A lot of what happens in business seems to be based on default. What do I mean by default? Well it goes like this: “I lost my job so I went into business myself”, “These clients buy my product so, this is the audience I sell towards”, “I was making all the money for the company, so I decided to go out on my own”, or “I was a really good engineer, carpenter, programmer, haircutter, etc, etc, so I decided to go into business for myself”. This is exciting, but it doesn’t create a great business until you determine its purpose for existence, beyond making a living.
If you’ve ever wondered why it is that other companies seem to be doing so well, and you are always struggling, it could be because you haven’t found or awakened to your true purpose for being in business. Making sure that purpose is always alive in your daily and weekly interactions and the culture of your business is essential to real success.
In my favorite book on leadership called Leadership Wisdom from the Monk Who Sold His Ferrari, Robin Sharma wrote about purpose and why it makes a difference. He used the example of how Southwest Airlines became great, not because they were charging low fares, but because they had a greater purpose of making it possible for grandparents to see their grandkids and small business to expand their markets. This awareness of a greater purpose allows people to move beyond working just for a paycheck.
Purpose was also a key aspect of Built to Last by Jim Collins and Jerry Porras. If they were faced with choosing between core purpose and core values for guiding and inspiring an organization, they said they would likely choose core purpose. To them, the core purpose captures the soul of an organization and is like “a guiding star on the horizon – forever pursued, but never reached”. In other words, an organization is always stimulating change and working to move closer to that purpose, but unlike a goal, it’s never fully realized.
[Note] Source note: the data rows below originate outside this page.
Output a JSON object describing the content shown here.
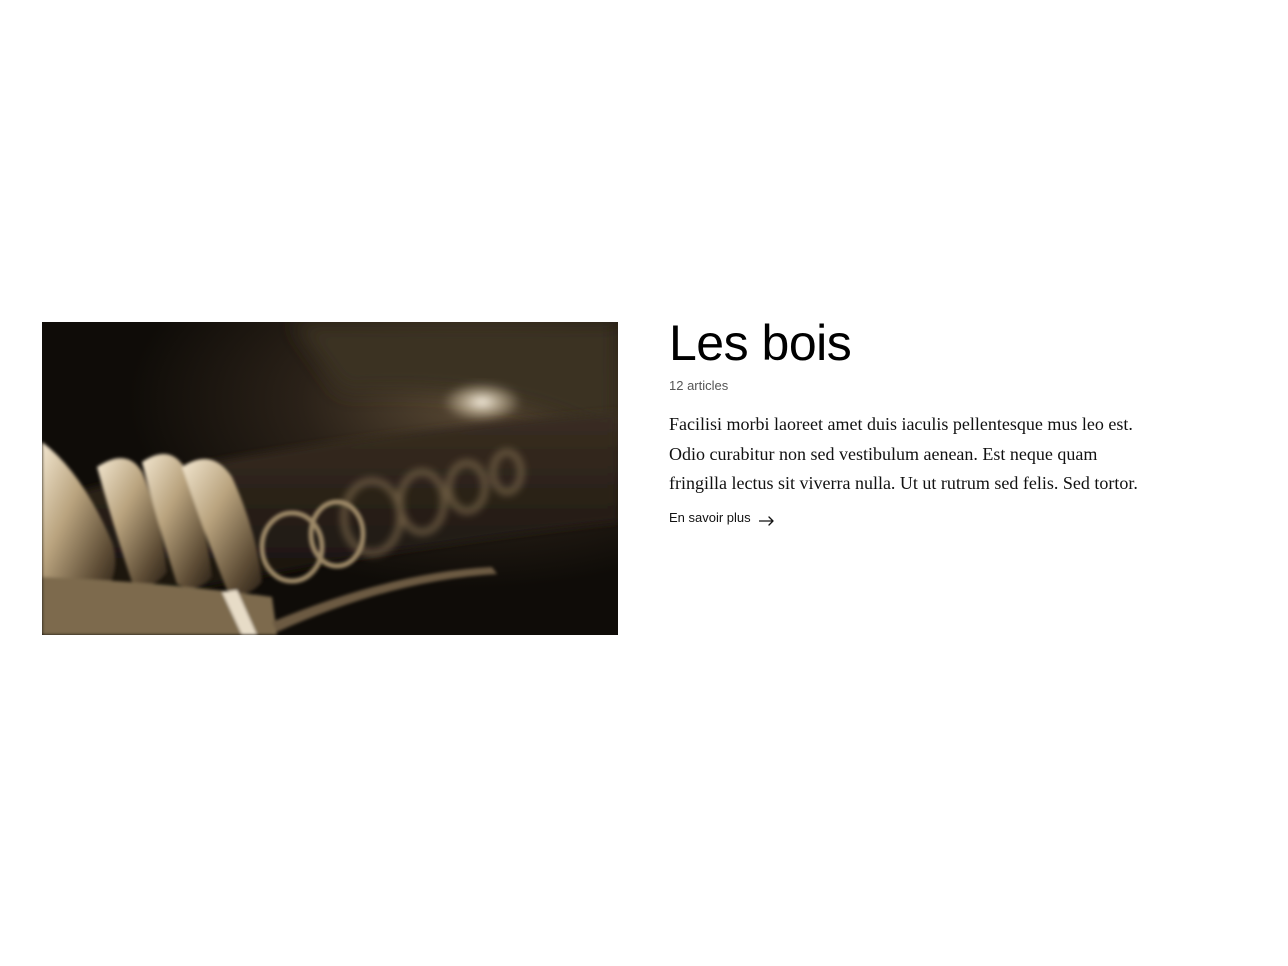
{
  "category": {
    "image_alt": "clarinet-keys-photo",
    "title": "Les bois",
    "count": "12 articles",
    "description": "Facilisi morbi laoreet amet duis iaculis pellentesque mus leo est. Odio curabitur non sed vestibulum aenean. Est neque quam fringilla lectus sit viverra nulla. Ut ut rutrum sed felis. Sed tortor.",
    "link_label": "En savoir plus",
    "link_icon": "arrow-right-icon"
  },
  "colors": {
    "text": "#000000",
    "muted": "#555555",
    "background": "#ffffff"
  }
}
When a company or organization finds their higher meaning for being in existence, it will align the people and engage their hearts. With a purpose you can show your organization that their work touches people’s lives, directly or indirectly. People tend to work harder where they find fulfillment, and giving your people a purpose for what they do day to day could be just what you need to create an environment where great things are possible.
Have you discovered your core purpose for your company, or possibly for your own life? If not, you should check out this article “Building Your Company’s Vision” by Jim Collins on how to realize your core purpose.